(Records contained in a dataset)
=== Section Start ===

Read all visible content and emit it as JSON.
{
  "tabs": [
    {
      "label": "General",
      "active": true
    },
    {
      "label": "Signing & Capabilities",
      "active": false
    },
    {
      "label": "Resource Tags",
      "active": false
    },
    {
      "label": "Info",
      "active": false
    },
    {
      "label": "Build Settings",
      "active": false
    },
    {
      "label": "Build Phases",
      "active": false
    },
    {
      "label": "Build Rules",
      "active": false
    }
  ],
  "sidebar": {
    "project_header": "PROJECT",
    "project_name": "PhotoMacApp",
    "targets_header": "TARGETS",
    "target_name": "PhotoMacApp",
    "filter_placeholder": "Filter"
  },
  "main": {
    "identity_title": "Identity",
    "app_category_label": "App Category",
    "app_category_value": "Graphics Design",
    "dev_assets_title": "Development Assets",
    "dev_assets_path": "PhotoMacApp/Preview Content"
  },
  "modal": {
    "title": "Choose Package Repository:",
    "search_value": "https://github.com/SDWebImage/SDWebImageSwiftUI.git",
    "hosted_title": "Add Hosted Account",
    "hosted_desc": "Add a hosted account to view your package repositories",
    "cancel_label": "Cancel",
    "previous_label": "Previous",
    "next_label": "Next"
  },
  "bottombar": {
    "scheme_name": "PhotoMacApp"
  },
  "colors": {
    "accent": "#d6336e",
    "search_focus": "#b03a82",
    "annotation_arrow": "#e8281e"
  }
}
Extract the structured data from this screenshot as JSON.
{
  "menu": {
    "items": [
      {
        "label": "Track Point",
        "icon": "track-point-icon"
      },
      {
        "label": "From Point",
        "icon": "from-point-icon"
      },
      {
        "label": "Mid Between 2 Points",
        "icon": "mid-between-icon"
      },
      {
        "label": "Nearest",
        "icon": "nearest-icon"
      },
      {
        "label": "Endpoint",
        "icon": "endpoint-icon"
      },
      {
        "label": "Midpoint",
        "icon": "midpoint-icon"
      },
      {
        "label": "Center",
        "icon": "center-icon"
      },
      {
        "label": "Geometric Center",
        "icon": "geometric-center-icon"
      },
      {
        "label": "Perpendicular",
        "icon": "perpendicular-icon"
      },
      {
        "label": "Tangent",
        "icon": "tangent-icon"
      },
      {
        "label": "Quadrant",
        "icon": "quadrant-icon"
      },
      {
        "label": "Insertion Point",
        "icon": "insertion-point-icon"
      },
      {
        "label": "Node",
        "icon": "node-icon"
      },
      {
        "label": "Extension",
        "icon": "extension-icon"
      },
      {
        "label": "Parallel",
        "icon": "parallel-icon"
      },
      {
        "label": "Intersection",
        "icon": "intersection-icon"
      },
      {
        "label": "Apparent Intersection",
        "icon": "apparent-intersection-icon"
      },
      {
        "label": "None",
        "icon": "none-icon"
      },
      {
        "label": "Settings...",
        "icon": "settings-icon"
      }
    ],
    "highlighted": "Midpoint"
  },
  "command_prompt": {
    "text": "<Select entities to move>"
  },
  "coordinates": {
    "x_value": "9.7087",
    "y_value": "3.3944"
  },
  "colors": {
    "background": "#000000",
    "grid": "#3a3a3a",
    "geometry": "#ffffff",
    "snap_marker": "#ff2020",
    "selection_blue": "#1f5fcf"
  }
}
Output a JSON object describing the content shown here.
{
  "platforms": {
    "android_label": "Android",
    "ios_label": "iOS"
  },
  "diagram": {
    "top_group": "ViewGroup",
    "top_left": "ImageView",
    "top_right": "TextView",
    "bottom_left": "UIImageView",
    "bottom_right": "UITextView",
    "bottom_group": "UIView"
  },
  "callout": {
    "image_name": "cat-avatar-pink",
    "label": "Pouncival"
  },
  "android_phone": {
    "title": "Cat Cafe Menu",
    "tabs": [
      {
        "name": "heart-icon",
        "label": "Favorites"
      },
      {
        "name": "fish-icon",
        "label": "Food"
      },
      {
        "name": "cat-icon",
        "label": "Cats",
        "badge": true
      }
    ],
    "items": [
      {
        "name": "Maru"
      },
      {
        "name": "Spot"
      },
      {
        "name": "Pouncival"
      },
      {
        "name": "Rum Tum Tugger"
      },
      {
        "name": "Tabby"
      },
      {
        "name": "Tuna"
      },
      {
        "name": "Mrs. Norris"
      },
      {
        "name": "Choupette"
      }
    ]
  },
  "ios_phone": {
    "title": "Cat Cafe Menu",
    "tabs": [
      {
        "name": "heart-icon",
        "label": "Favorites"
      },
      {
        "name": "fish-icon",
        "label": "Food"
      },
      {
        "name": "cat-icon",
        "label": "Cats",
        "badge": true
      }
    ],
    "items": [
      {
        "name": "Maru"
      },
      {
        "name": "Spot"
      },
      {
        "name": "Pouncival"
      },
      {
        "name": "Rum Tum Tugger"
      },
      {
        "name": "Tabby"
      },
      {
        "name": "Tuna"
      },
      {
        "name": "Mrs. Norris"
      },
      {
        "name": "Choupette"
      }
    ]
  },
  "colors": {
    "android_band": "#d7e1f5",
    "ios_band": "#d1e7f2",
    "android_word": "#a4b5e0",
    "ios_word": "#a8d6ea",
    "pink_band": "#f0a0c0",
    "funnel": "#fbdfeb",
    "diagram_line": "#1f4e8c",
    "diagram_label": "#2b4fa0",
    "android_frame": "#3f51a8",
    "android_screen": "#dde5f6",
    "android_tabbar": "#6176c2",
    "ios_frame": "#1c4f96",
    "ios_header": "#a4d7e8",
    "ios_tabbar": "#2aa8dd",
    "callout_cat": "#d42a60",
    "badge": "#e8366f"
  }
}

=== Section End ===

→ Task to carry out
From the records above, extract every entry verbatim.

→ Solution for this problem
Read all visible content and emit it as JSON.
{
  "tabs": [
    {
      "label": "General",
      "active": true
    },
    {
      "label": "Signing & Capabilities",
      "active": false
    },
    {
      "label": "Resource Tags",
      "active": false
    },
    {
      "label": "Info",
      "active": false
    },
    {
      "label": "Build Settings",
      "active": false
    },
    {
      "label": "Build Phases",
      "active": false
    },
    {
      "label": "Build Rules",
      "active": false
    }
  ],
  "sidebar": {
    "project_header": "PROJECT",
    "project_name": "PhotoMacApp",
    "targets_header": "TARGETS",
    "target_name": "PhotoMacApp",
    "filter_placeholder": "Filter"
  },
  "main": {
    "identity_title": "Identity",
    "app_category_label": "App Category",
    "app_category_value": "Graphics Design",
    "dev_assets_title": "Development Assets",
    "dev_assets_path": "PhotoMacApp/Preview Content"
  },
  "modal": {
    "title": "Choose Package Repository:",
    "search_value": "https://github.com/SDWebImage/SDWebImageSwiftUI.git",
    "hosted_title": "Add Hosted Account",
    "hosted_desc": "Add a hosted account to view your package repositories",
    "cancel_label": "Cancel",
    "previous_label": "Previous",
    "next_label": "Next"
  },
  "bottombar": {
    "scheme_name": "PhotoMacApp"
  },
  "colors": {
    "accent": "#d6336e",
    "search_focus": "#b03a82",
    "annotation_arrow": "#e8281e"
  }
}
Extract the structured data from this screenshot as JSON.
{
  "menu": {
    "items": [
      {
        "label": "Track Point",
        "icon": "track-point-icon"
      },
      {
        "label": "From Point",
        "icon": "from-point-icon"
      },
      {
        "label": "Mid Between 2 Points",
        "icon": "mid-between-icon"
      },
      {
        "label": "Nearest",
        "icon": "nearest-icon"
      },
      {
        "label": "Endpoint",
        "icon": "endpoint-icon"
      },
      {
        "label": "Midpoint",
        "icon": "midpoint-icon"
      },
      {
        "label": "Center",
        "icon": "center-icon"
      },
      {
        "label": "Geometric Center",
        "icon": "geometric-center-icon"
      },
      {
        "label": "Perpendicular",
        "icon": "perpendicular-icon"
      },
      {
        "label": "Tangent",
        "icon": "tangent-icon"
      },
      {
        "label": "Quadrant",
        "icon": "quadrant-icon"
      },
      {
        "label": "Insertion Point",
        "icon": "insertion-point-icon"
      },
      {
        "label": "Node",
        "icon": "node-icon"
      },
      {
        "label": "Extension",
        "icon": "extension-icon"
      },
      {
        "label": "Parallel",
        "icon": "parallel-icon"
      },
      {
        "label": "Intersection",
        "icon": "intersection-icon"
      },
      {
        "label": "Apparent Intersection",
        "icon": "apparent-intersection-icon"
      },
      {
        "label": "None",
        "icon": "none-icon"
      },
      {
        "label": "Settings...",
        "icon": "settings-icon"
      }
    ],
    "highlighted": "Midpoint"
  },
  "command_prompt": {
    "text": "<Select entities to move>"
  },
  "coordinates": {
    "x_value": "9.7087",
    "y_value": "3.3944"
  },
  "colors": {
    "background": "#000000",
    "grid": "#3a3a3a",
    "geometry": "#ffffff",
    "snap_marker": "#ff2020",
    "selection_blue": "#1f5fcf"
  }
}
Output a JSON object describing the content shown here.
{
  "platforms": {
    "android_label": "Android",
    "ios_label": "iOS"
  },
  "diagram": {
    "top_group": "ViewGroup",
    "top_left": "ImageView",
    "top_right": "TextView",
    "bottom_left": "UIImageView",
    "bottom_right": "UITextView",
    "bottom_group": "UIView"
  },
  "callout": {
    "image_name": "cat-avatar-pink",
    "label": "Pouncival"
  },
  "android_phone": {
    "title": "Cat Cafe Menu",
    "tabs": [
      {
        "name": "heart-icon",
        "label": "Favorites"
      },
      {
        "name": "fish-icon",
        "label": "Food"
      },
      {
        "name": "cat-icon",
        "label": "Cats",
        "badge": true
      }
    ],
    "items": [
      {
        "name": "Maru"
      },
      {
        "name": "Spot"
      },
      {
        "name": "Pouncival"
      },
      {
        "name": "Rum Tum Tugger"
      },
      {
        "name": "Tabby"
      },
      {
        "name": "Tuna"
      },
      {
        "name": "Mrs. Norris"
      },
      {
        "name": "Choupette"
      }
    ]
  },
  "ios_phone": {
    "title": "Cat Cafe Menu",
    "tabs": [
      {
        "name": "heart-icon",
        "label": "Favorites"
      },
      {
        "name": "fish-icon",
        "label": "Food"
      },
      {
        "name": "cat-icon",
        "label": "Cats",
        "badge": true
      }
    ],
    "items": [
      {
        "name": "Maru"
      },
      {
        "name": "Spot"
      },
      {
        "name": "Pouncival"
      },
      {
        "name": "Rum Tum Tugger"
      },
      {
        "name": "Tabby"
      },
      {
        "name": "Tuna"
      },
      {
        "name": "Mrs. Norris"
      },
      {
        "name": "Choupette"
      }
    ]
  },
  "colors": {
    "android_band": "#d7e1f5",
    "ios_band": "#d1e7f2",
    "android_word": "#a4b5e0",
    "ios_word": "#a8d6ea",
    "pink_band": "#f0a0c0",
    "funnel": "#fbdfeb",
    "diagram_line": "#1f4e8c",
    "diagram_label": "#2b4fa0",
    "android_frame": "#3f51a8",
    "android_screen": "#dde5f6",
    "android_tabbar": "#6176c2",
    "ios_frame": "#1c4f96",
    "ios_header": "#a4d7e8",
    "ios_tabbar": "#2aa8dd",
    "callout_cat": "#d42a60",
    "badge": "#e8366f"
  }
}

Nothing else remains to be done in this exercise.